#### Exercise description
Repeat, line for line, the entries printed below.

BEGIN Source material

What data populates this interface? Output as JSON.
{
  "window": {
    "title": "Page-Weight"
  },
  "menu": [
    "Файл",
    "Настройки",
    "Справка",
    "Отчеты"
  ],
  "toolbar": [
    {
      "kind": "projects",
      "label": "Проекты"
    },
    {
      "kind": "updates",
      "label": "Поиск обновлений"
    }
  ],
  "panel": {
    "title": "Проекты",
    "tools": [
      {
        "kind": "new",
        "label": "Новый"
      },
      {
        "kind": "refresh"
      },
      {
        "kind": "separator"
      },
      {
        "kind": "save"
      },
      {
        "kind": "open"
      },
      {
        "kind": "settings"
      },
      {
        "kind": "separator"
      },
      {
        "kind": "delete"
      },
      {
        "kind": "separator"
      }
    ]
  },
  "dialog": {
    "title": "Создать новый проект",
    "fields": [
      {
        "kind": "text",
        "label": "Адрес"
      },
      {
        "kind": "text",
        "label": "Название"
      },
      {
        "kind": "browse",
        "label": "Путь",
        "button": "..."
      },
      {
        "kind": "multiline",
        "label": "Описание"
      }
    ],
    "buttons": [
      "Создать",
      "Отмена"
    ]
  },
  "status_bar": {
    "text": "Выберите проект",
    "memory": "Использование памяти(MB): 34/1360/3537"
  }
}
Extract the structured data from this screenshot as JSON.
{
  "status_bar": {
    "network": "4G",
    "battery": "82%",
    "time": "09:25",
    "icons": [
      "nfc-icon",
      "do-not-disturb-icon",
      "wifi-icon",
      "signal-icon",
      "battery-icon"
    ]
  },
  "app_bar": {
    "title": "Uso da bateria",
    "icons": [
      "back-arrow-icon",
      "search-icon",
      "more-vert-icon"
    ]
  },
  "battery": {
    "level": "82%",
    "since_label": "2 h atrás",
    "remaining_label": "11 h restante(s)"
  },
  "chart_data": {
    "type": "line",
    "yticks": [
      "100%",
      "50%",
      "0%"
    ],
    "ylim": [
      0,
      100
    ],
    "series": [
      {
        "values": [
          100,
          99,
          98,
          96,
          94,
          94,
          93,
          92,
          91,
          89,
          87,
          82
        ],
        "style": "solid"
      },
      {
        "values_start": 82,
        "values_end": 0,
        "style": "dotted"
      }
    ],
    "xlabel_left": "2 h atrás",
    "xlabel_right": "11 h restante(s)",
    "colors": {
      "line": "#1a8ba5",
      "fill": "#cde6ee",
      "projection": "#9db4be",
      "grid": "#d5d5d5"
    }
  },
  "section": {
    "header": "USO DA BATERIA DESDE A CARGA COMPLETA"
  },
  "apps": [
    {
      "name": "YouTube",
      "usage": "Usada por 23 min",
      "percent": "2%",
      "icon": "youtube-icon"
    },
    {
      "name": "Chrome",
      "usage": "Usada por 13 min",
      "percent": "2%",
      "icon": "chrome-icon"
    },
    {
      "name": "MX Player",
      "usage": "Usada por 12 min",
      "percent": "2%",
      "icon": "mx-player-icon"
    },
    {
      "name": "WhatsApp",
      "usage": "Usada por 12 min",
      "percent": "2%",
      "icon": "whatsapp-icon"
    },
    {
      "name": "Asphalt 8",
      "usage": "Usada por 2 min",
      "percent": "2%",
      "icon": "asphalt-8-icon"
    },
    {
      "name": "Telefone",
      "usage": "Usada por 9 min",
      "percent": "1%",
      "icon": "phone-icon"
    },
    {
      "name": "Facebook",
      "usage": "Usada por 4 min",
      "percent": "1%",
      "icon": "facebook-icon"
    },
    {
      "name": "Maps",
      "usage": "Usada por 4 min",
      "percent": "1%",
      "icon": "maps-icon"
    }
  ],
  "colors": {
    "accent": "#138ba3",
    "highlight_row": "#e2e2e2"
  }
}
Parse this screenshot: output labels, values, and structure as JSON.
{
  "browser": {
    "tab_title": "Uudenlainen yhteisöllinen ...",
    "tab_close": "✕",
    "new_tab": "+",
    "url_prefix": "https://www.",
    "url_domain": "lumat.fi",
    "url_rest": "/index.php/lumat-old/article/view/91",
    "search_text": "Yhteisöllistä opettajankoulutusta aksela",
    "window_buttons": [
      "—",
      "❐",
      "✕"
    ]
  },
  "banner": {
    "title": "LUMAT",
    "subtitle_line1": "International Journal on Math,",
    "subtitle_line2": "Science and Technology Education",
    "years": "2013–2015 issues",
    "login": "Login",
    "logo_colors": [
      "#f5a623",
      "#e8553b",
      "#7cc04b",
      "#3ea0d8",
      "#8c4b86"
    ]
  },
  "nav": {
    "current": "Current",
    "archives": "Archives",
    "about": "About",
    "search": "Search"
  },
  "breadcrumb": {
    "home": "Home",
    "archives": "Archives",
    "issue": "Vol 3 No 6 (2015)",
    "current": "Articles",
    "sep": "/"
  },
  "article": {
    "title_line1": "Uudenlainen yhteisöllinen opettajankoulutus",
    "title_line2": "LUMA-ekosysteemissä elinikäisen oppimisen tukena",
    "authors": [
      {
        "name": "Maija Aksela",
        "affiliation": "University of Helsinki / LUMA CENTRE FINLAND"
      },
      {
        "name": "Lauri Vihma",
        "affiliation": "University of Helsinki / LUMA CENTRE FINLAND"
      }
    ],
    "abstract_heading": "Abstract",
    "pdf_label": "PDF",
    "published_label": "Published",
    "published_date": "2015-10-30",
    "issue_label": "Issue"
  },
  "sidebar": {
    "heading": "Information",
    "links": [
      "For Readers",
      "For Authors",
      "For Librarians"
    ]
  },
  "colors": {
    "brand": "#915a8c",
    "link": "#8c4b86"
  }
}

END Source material

#### Solution
What data populates this interface? Output as JSON.
{
  "window": {
    "title": "Page-Weight"
  },
  "menu": [
    "Файл",
    "Настройки",
    "Справка",
    "Отчеты"
  ],
  "toolbar": [
    {
      "kind": "projects",
      "label": "Проекты"
    },
    {
      "kind": "updates",
      "label": "Поиск обновлений"
    }
  ],
  "panel": {
    "title": "Проекты",
    "tools": [
      {
        "kind": "new",
        "label": "Новый"
      },
      {
        "kind": "refresh"
      },
      {
        "kind": "separator"
      },
      {
        "kind": "save"
      },
      {
        "kind": "open"
      },
      {
        "kind": "settings"
      },
      {
        "kind": "separator"
      },
      {
        "kind": "delete"
      },
      {
        "kind": "separator"
      }
    ]
  },
  "dialog": {
    "title": "Создать новый проект",
    "fields": [
      {
        "kind": "text",
        "label": "Адрес"
      },
      {
        "kind": "text",
        "label": "Название"
      },
      {
        "kind": "browse",
        "label": "Путь",
        "button": "..."
      },
      {
        "kind": "multiline",
        "label": "Описание"
      }
    ],
    "buttons": [
      "Создать",
      "Отмена"
    ]
  },
  "status_bar": {
    "text": "Выберите проект",
    "memory": "Использование памяти(MB): 34/1360/3537"
  }
}
Extract the structured data from this screenshot as JSON.
{
  "status_bar": {
    "network": "4G",
    "battery": "82%",
    "time": "09:25",
    "icons": [
      "nfc-icon",
      "do-not-disturb-icon",
      "wifi-icon",
      "signal-icon",
      "battery-icon"
    ]
  },
  "app_bar": {
    "title": "Uso da bateria",
    "icons": [
      "back-arrow-icon",
      "search-icon",
      "more-vert-icon"
    ]
  },
  "battery": {
    "level": "82%",
    "since_label": "2 h atrás",
    "remaining_label": "11 h restante(s)"
  },
  "chart_data": {
    "type": "line",
    "yticks": [
      "100%",
      "50%",
      "0%"
    ],
    "ylim": [
      0,
      100
    ],
    "series": [
      {
        "values": [
          100,
          99,
          98,
          96,
          94,
          94,
          93,
          92,
          91,
          89,
          87,
          82
        ],
        "style": "solid"
      },
      {
        "values_start": 82,
        "values_end": 0,
        "style": "dotted"
      }
    ],
    "xlabel_left": "2 h atrás",
    "xlabel_right": "11 h restante(s)",
    "colors": {
      "line": "#1a8ba5",
      "fill": "#cde6ee",
      "projection": "#9db4be",
      "grid": "#d5d5d5"
    }
  },
  "section": {
    "header": "USO DA BATERIA DESDE A CARGA COMPLETA"
  },
  "apps": [
    {
      "name": "YouTube",
      "usage": "Usada por 23 min",
      "percent": "2%",
      "icon": "youtube-icon"
    },
    {
      "name": "Chrome",
      "usage": "Usada por 13 min",
      "percent": "2%",
      "icon": "chrome-icon"
    },
    {
      "name": "MX Player",
      "usage": "Usada por 12 min",
      "percent": "2%",
      "icon": "mx-player-icon"
    },
    {
      "name": "WhatsApp",
      "usage": "Usada por 12 min",
      "percent": "2%",
      "icon": "whatsapp-icon"
    },
    {
      "name": "Asphalt 8",
      "usage": "Usada por 2 min",
      "percent": "2%",
      "icon": "asphalt-8-icon"
    },
    {
      "name": "Telefone",
      "usage": "Usada por 9 min",
      "percent": "1%",
      "icon": "phone-icon"
    },
    {
      "name": "Facebook",
      "usage": "Usada por 4 min",
      "percent": "1%",
      "icon": "facebook-icon"
    },
    {
      "name": "Maps",
      "usage": "Usada por 4 min",
      "percent": "1%",
      "icon": "maps-icon"
    }
  ],
  "colors": {
    "accent": "#138ba3",
    "highlight_row": "#e2e2e2"
  }
}
Parse this screenshot: output labels, values, and structure as JSON.
{
  "browser": {
    "tab_title": "Uudenlainen yhteisöllinen ...",
    "tab_close": "✕",
    "new_tab": "+",
    "url_prefix": "https://www.",
    "url_domain": "lumat.fi",
    "url_rest": "/index.php/lumat-old/article/view/91",
    "search_text": "Yhteisöllistä opettajankoulutusta aksela",
    "window_buttons": [
      "—",
      "❐",
      "✕"
    ]
  },
  "banner": {
    "title": "LUMAT",
    "subtitle_line1": "International Journal on Math,",
    "subtitle_line2": "Science and Technology Education",
    "years": "2013–2015 issues",
    "login": "Login",
    "logo_colors": [
      "#f5a623",
      "#e8553b",
      "#7cc04b",
      "#3ea0d8",
      "#8c4b86"
    ]
  },
  "nav": {
    "current": "Current",
    "archives": "Archives",
    "about": "About",
    "search": "Search"
  },
  "breadcrumb": {
    "home": "Home",
    "archives": "Archives",
    "issue": "Vol 3 No 6 (2015)",
    "current": "Articles",
    "sep": "/"
  },
  "article": {
    "title_line1": "Uudenlainen yhteisöllinen opettajankoulutus",
    "title_line2": "LUMA-ekosysteemissä elinikäisen oppimisen tukena",
    "authors": [
      {
        "name": "Maija Aksela",
        "affiliation": "University of Helsinki / LUMA CENTRE FINLAND"
      },
      {
        "name": "Lauri Vihma",
        "affiliation": "University of Helsinki / LUMA CENTRE FINLAND"
      }
    ],
    "abstract_heading": "Abstract",
    "pdf_label": "PDF",
    "published_label": "Published",
    "published_date": "2015-10-30",
    "issue_label": "Issue"
  },
  "sidebar": {
    "heading": "Information",
    "links": [
      "For Readers",
      "For Authors",
      "For Librarians"
    ]
  },
  "colors": {
    "brand": "#915a8c",
    "link": "#8c4b86"
  }
}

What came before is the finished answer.